Tagged baking, Classic Conran, clear thinking, cookery books, cooking, delicious confection, digital photography, food, Food photographer, France, Humour, noix de St.Jaques, Photography, Profanity, red wine, scallops, surf n'turf, tsunami, writing
As a cook, it is not unusual for me to find myself uncomfortably perched on the pointy bits of the dilemma which involves guessing an egg’s age. Not unlike ourselves, eggs of different ages behave very differently and I find that I can misjudge the age and behaviour of an egg quite as easily as I can misjudge the age and behaviour of my fellow human beings Living in the country has been a great help to me in respect of both of these failings as the date of an egg’s emergence is noted in pencil on the shell and there are not many people. However, individual egg dating is only evident when I buy, beg or borrow eggs from one of our neighbouring farms which is not every day…if indeed that was the case, I would have an egg mountain or be egg bound, which sounds like Westward’ho but isn’t and what few people there are here would hide from me which has set me wondering if there are in fact, or more precisely in hiding, more people here than I imagine. The two ages of egg that interest me are the age of easy separation, which in the human only depends on having someone from whom to separate, and the age of hard boiledness which is the eggage when the shell will peel off with ease after boiling..only Caligula or H.Lector would be an authority on the human equivalent. My relationship with egg white, as I have mentioned at other times, is strained and unreasonable: it is not unlike Henry VIII’s fickle attitude to wives’ heads and their continued attachment. There are boiled eggs, the mere sight of whose “white” will induce gagging, whereas I can stand at a bar on a market morning sipping a glass of muscadet and happily chomp on a lightly salted, hard boiled egg, a small basket of which it is not unusual to find perched on the “zinc”. The eggs that you see in the opening still life of this post, dated 15/7, would, by yesterday, have been ideal to be hard boiled but, following an unerring sense that allows me to snatch defeat from the jaws of victory, I chose to ignore their clearly marked age and treat them as adolescent ova whose albumen and yolks would be only too willing to separate from each other and in so doing allow me to transform one half of their eggy gestalt into soft sweet pillows of meringue. It is hard to imagine that any ambitious young egg would be able to resist such a career move but, as you know, these were not thrusting youngsters but old dodderers whose albumen and yolks were bound together for eternity, to whom separation was anathema. Never was the adage of the impossibility of making an omelette without breaking eggs so clearly illustrated, and that is what they inevitably became:a perfect liaison of their elements bound together with fresh herbs from the garden together with tomatoes, whose scented ripeness declared them unmistakably as fruit and hot, sweet butter. An omelette is the perfect solution for a person who plays roulette with eggs..
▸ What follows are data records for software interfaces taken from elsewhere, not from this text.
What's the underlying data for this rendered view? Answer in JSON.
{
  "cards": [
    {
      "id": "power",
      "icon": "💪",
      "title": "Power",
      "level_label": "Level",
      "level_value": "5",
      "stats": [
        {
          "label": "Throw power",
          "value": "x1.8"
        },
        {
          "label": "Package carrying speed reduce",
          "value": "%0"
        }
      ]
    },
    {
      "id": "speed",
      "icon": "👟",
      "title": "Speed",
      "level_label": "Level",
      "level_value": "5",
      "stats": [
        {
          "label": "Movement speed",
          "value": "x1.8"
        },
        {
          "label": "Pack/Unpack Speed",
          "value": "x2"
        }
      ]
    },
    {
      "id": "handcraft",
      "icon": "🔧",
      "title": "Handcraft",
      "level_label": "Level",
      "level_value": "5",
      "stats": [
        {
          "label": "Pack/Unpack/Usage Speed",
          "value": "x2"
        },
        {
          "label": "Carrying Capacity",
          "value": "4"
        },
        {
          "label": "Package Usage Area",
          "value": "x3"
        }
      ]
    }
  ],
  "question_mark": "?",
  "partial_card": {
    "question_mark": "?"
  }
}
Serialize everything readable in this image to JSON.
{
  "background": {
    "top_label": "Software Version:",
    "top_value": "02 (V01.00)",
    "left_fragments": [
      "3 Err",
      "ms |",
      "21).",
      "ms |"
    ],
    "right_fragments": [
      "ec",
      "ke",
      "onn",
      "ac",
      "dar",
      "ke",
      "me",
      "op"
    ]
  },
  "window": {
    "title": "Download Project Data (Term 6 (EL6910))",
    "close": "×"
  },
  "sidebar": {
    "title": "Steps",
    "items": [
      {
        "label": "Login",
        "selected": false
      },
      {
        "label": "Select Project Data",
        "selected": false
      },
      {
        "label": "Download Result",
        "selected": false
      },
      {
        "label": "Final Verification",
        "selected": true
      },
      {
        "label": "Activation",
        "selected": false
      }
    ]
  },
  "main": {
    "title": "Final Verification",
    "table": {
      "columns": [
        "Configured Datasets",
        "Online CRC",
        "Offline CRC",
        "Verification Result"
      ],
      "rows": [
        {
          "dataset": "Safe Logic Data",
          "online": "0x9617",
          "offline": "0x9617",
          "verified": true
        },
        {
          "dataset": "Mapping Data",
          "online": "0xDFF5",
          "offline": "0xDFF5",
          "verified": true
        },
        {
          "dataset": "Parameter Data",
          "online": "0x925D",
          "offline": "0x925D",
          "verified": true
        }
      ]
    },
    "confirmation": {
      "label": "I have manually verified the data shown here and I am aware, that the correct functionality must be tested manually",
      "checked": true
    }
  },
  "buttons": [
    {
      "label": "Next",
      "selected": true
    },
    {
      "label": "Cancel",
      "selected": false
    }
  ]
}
Posted in 2015, Boiled eggs, Cooking, Cuisine bourgeoise, Digital photography, Drinks, Eggs, food, Food and Photography, Food photographer, France, Hard boiled eggs, Humour, omelette, Photography, Uncategorized, wine, Writing, yolks
Tagged Caligula, clear thinking, cooking, digital photography, food, Food photographer, France, Hannibal Lector, hard boiled eggs, Henry VIII, Humour, Photography, Westward'ho, writing